_WORK ITEM:_
In the records that follow, locate every line with "subject" and extract it.

_EXTRACTED ENTRIES:_
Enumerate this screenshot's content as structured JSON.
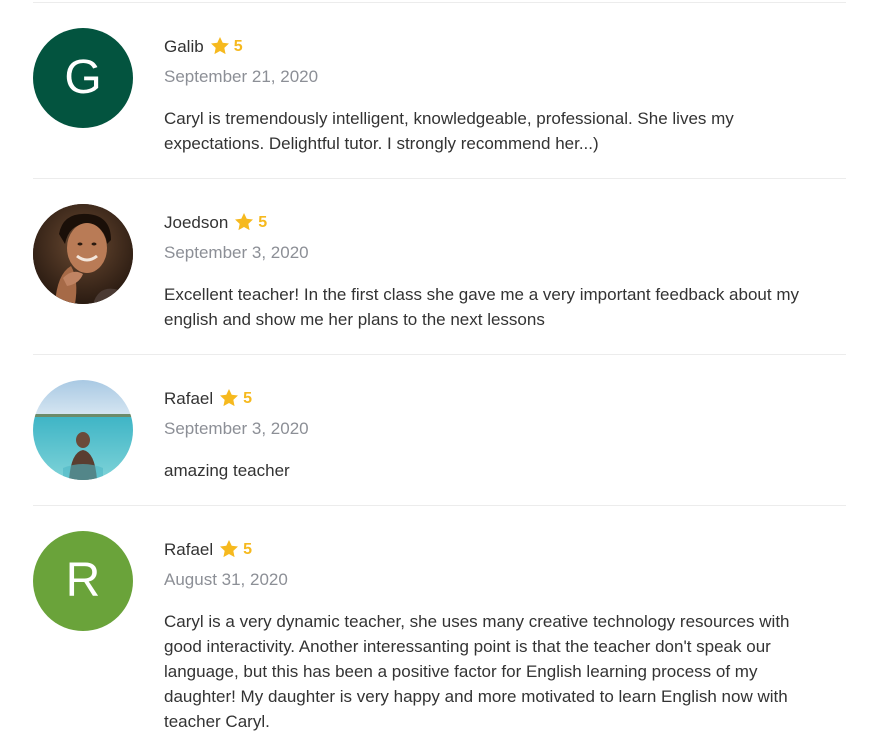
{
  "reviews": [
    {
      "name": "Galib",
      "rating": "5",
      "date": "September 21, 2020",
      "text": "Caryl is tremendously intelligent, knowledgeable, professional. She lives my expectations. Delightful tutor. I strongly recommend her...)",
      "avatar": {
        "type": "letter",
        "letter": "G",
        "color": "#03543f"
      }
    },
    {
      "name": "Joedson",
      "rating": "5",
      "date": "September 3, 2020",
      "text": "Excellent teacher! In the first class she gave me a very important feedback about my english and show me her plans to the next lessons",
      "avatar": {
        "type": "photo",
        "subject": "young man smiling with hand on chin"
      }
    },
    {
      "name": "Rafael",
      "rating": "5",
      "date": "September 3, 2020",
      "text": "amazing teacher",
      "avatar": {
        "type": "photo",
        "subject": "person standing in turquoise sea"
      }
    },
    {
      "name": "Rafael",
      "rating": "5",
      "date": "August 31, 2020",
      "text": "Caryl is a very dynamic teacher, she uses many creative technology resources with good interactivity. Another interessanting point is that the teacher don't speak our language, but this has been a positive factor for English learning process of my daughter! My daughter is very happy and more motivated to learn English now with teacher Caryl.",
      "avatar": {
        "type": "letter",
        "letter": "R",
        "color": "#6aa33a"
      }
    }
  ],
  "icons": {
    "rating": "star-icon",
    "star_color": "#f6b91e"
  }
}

_RESPONSE FOR THIS EXERCISE:_
        "subject": "young man smiling with hand on chin"
        "subject": "person standing in turquoise sea"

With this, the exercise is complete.